Thrombin mediates vagal apoptosis and dysfunction in inflammatory bowel disease.


PMID 24916589

Abstract

In inflammatory bowel disease, autonomic dysfunction contributes to symptoms, morbidity, and health care resource utilization. Efferent vagal neurons, which provide the primary parasympathetic input to the gastrointestinal tract, are housed in the dorsal motor nucleus of the vagus (DMV) in the brainstem. This study seeks to characterize the effects of IBD on DMV neuronal survival and function. TNBS (picrylsulfonic acid) was administered by enema to induce colitis in rats. Brain sections through the DMV were examined for neuronal apoptosis using TUNEL labeling, and for glial cell activation by immunofluorescence.
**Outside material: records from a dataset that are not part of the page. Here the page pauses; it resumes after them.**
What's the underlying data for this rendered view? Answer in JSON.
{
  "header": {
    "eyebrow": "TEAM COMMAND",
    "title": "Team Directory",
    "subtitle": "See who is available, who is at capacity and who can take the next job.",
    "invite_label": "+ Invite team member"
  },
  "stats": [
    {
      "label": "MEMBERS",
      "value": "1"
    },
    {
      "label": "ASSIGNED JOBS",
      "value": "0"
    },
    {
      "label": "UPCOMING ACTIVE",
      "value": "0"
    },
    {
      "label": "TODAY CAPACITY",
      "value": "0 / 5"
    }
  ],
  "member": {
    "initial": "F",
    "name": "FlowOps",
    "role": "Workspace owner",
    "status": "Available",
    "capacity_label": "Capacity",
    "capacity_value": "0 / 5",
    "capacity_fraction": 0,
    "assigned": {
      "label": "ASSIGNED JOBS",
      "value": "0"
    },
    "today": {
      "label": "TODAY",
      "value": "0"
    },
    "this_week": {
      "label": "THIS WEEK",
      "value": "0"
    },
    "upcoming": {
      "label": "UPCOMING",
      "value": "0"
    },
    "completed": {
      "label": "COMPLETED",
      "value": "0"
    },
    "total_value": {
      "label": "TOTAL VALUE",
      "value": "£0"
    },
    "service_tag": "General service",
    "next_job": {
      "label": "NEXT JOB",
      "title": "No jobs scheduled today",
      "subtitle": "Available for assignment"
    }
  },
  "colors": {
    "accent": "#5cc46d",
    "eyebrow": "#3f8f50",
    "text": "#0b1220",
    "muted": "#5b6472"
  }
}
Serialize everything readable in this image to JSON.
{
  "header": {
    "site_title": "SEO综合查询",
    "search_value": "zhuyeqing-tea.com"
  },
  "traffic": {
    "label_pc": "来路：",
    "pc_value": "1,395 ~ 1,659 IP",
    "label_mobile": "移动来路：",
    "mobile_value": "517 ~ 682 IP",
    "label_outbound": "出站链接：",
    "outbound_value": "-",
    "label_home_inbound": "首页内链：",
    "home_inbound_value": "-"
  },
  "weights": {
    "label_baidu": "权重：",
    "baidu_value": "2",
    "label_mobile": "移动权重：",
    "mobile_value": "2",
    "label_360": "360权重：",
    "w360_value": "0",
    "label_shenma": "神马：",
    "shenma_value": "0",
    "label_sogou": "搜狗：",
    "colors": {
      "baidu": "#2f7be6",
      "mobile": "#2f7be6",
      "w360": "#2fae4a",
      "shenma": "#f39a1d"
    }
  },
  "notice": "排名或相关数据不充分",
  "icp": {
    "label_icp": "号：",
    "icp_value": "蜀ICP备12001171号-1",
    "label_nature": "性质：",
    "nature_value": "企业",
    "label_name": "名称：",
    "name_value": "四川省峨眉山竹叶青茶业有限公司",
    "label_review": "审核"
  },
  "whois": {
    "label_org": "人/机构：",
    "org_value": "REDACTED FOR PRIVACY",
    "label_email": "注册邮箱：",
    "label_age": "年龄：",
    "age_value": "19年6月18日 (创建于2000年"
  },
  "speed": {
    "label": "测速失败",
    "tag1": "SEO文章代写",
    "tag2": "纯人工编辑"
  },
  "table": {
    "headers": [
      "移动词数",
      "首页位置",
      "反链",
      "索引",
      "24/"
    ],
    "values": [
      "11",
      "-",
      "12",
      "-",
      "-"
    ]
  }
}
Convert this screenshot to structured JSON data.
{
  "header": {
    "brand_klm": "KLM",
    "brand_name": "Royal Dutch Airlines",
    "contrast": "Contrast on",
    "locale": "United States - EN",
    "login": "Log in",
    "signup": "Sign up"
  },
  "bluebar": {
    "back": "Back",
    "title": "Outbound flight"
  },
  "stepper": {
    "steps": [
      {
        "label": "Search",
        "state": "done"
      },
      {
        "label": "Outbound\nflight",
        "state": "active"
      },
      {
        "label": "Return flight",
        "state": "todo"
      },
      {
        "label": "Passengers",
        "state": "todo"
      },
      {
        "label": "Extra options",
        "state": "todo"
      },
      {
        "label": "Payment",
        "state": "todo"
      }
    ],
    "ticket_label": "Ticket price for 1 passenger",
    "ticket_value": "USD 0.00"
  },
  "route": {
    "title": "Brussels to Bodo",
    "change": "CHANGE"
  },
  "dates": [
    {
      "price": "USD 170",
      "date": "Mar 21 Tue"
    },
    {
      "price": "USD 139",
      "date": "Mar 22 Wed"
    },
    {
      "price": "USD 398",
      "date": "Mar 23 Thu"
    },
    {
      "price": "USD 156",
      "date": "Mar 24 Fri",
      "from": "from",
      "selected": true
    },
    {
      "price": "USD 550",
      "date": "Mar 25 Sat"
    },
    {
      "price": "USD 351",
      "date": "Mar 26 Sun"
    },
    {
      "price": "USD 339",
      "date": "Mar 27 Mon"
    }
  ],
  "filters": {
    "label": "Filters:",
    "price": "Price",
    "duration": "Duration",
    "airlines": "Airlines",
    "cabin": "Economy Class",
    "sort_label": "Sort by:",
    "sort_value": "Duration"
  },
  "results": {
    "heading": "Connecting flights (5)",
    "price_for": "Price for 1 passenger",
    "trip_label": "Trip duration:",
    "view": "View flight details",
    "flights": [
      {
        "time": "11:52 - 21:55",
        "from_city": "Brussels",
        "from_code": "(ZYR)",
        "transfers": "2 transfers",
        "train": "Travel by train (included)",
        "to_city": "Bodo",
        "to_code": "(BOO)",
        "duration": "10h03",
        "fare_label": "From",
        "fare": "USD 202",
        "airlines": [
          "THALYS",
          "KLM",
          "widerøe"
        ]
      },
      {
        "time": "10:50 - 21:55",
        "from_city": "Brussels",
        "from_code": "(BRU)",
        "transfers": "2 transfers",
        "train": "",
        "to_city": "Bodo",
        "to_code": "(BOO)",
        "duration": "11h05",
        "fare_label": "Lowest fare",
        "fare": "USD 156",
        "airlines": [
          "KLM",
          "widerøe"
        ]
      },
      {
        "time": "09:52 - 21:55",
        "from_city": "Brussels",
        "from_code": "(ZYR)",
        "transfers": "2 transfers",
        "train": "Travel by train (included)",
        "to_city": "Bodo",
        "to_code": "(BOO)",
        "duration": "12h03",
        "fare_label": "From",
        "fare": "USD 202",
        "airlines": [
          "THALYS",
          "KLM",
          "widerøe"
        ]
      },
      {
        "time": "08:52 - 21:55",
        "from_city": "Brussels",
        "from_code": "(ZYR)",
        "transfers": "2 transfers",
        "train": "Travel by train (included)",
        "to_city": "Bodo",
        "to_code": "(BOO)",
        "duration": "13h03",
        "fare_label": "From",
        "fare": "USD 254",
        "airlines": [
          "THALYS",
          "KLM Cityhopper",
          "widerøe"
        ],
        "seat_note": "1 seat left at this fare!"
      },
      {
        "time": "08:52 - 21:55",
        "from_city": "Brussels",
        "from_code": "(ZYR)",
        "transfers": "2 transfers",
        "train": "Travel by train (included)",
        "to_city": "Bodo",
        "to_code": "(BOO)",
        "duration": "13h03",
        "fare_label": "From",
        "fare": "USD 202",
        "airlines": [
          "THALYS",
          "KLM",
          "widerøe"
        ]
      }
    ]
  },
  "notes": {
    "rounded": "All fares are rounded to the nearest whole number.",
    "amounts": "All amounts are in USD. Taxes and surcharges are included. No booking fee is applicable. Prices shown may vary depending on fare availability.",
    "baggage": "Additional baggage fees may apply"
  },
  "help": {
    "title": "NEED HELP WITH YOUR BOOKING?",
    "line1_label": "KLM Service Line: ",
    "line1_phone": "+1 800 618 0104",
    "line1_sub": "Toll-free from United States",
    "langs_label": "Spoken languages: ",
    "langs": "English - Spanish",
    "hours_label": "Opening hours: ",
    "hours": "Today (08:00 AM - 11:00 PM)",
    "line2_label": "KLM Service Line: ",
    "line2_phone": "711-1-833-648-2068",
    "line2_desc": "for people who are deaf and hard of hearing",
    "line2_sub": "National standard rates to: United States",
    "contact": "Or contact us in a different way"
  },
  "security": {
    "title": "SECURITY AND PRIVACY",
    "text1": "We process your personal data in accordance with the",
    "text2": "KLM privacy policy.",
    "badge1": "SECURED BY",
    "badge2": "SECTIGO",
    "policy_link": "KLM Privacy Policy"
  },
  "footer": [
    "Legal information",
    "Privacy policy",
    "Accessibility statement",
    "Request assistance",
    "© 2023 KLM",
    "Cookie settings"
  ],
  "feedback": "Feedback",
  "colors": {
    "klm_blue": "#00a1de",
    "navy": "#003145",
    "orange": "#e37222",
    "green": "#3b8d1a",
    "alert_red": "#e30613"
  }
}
Prothrombin production was evaluated via quantitative RT-PCR from DMV tissue, as well as by double immunofluorescence in DMV sections. To investigate the effects of thrombin in the DMV, thrombin or thrombin and an antagonist to its receptor were administered into the fourth ventricle via a stereotactically placed cannula. DMV sections were then examined for apoptosis by TUNEL assay. To evaluate the effect of thrombin on DMV neuronal function, we examined calcium signaling in primary DMV neuron cultures following exposure to thrombin and other neurotransmitters. TNBS colitis is associated with significantly increased rates of DMV neuronal apoptosis, affecting 12.7 % of DMV neurons in animals with colitis, compared to 3.4 % in controls. There was a corresponding increase in DMV neuron activated caspase-3 immunoreactivity (14.8 vs. 2.6 % of DMV neurons). TNBS-treated animals also demonstrated significantly increased DMV astrocyte and microglial immunoreactivity, indicating glial cell activation. DMV prothrombin production was significantly increased in TNBS colitis, with a close anatomic relationship between prothrombin and microglia. Direct DMV exposure to thrombin replicated the apoptosis and activation of caspase-3 seen in TNBS colitis; these effects were prevented by coadministration of the PAR-1 inhibitor FR171113. Cultured DMV neurons exhibited impaired calcium signaling in response to neurotransmitters following exposure to thrombin. Glutamate-induced calcium transients decreased by 59 %, and those triggered by GABA were reduced by 61 %. PAR-1 antagonism prevented these thrombin-induced changes in calcium signaling. IBD is associated with DMV microglial activation and production of prothrombin. Thrombin in the DMV causes vagal neuron apoptosis and decreased sensitivity to neurotransmitters.